I HAVE just arrived from my first trip to China. I was part of the Cebu City delegation that Mayor Edgar Labella assembled to join his official visit to the port city of Xiamen in the southeast coast of China. There must have been no less than 50 of us, including businessmen from the Filipino Chinese Chamber of Commerce and the Cebu Chamber of Commerce, led by Ambassador Frank Benedicto and Robert Dino, the father of the presidential assistant for the Visayas.
Xiamen is where many of the Filipino Chinese trace their roots to. It is a sister city of Cebu and one of the purposes of Labella’s trip was to celebrate the 35th year of the sisterhood agreement with his Xiamen counterpart.

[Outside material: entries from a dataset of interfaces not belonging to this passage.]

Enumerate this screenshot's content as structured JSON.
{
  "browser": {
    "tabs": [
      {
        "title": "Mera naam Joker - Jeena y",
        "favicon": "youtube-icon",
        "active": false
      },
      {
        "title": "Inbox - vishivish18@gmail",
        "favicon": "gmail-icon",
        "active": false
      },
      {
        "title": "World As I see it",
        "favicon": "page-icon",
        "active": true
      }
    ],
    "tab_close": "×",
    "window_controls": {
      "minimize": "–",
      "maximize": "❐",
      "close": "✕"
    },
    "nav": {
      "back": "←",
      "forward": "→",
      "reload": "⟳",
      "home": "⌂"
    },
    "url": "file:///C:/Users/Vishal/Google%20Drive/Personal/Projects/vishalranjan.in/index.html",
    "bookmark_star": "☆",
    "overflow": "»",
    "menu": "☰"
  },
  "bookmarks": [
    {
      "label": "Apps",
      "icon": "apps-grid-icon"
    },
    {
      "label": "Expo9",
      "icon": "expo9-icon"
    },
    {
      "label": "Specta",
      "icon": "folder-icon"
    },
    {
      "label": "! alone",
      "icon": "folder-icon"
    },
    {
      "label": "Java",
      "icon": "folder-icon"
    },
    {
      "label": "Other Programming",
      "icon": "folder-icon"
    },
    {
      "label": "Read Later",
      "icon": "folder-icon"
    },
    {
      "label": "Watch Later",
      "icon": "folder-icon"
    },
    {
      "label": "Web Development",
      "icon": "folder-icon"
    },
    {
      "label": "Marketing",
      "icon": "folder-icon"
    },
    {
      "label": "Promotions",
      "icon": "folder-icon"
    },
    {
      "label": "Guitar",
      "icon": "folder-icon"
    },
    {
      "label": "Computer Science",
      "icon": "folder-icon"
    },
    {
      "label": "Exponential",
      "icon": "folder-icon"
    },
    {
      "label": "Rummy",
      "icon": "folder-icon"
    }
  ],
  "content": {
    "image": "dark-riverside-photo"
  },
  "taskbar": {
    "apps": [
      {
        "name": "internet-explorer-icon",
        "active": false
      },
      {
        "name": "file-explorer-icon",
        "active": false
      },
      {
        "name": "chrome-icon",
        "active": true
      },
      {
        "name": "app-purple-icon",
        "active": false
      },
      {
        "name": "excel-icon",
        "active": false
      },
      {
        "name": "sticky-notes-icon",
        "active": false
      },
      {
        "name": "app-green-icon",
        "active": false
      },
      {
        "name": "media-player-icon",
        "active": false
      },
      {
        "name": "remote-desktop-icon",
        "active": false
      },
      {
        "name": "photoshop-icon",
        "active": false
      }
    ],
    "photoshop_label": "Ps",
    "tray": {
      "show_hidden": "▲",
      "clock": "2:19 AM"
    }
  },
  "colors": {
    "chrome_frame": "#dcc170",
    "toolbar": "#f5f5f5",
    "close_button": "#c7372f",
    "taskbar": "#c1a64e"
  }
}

He also addressed the inaugural Silk Road Maritime International Cooperation Forum attended by delegates from all over the world. Other speakers included a former prime minister of Egypt, the current minister of Mining and Energy of Serbia, the vice minister for Transport of the People’s Republic of China and top officials of the largest international shipping companies, including the giant China Cosco Shipping Corp. Labella was the only government official from the whole of Southeast Asia who spoke in the forum.
The last time we traveled with the mayor was in Bangkok three weeks ago. It was supposed to be a pleasure trip but other than the river cruise, we were never really able to become tourists because Labella unintentionally made it a working trip, always thinking about how the night market worked, how traffic was maintained and how Bangkok disposed of its garbage.
This time, I had no illusions whatsoever that I was on a sightseeing adventure. He was on an official visit and was the schedule overwhelming! Aside from the audience with the Xiamen mayor, he dropped by the booth set up by Cebu City’s two chambers of commerce in the Xiamen international trade fair, held dialogues with housing officials and the head and other leaders of the city’s huge government hospital and visited Xiamen’s waste to energy plant. Not surprising since housing, hospital care and garbage disposal are three of Labella’s priority programs.
The only tourist-like thing that we did was a side trip to Quanzhou to visit the monument of Jose Rizal that the city built to celebrate our national hero’s ancestry. Rizal’s paternal great great grandfather was supposedly an immigrant from Shang Guo village.
But I’m not complaining. In fact, I am grateful for the privilege of being able to tag along in an official visit and enjoying the perks that went with it such as breezing through customs and immigration and the dinners hosted by Ambassador Benedicto, Robert Dino and some other wealthy businessmen in the delegation. I even had a soldier saluting me on my way up to the plane. (I returned the salute; the poor guy must have thought I was the mayor).
But the best thing that happened to me was the realization that not all that you read about China are true. I expected a forbidding society crawling with military agents ever ready to pounce on you and drag you to whereabouts unknown for the slightest reason. In fact, what I saw was nothing different from the places I’d been to. There were smiling people and non-smiling people going about their chores the way we do ours. Okay, maybe, they work more seriously than we do.
And there were no military agents or if there were, they did a great job of blending with the crowd. We felt so secure that on our third day, Walk and Talk’s Lester Razo, Alex Monteclar, Noli Caisip and I ventured out into Xiamen’s streets shortly before midnight and bought ourselves a mango fruit, the size of a newborn’s head.
That was the only thing unusual we noticed about Xiamen throughout our five days stay.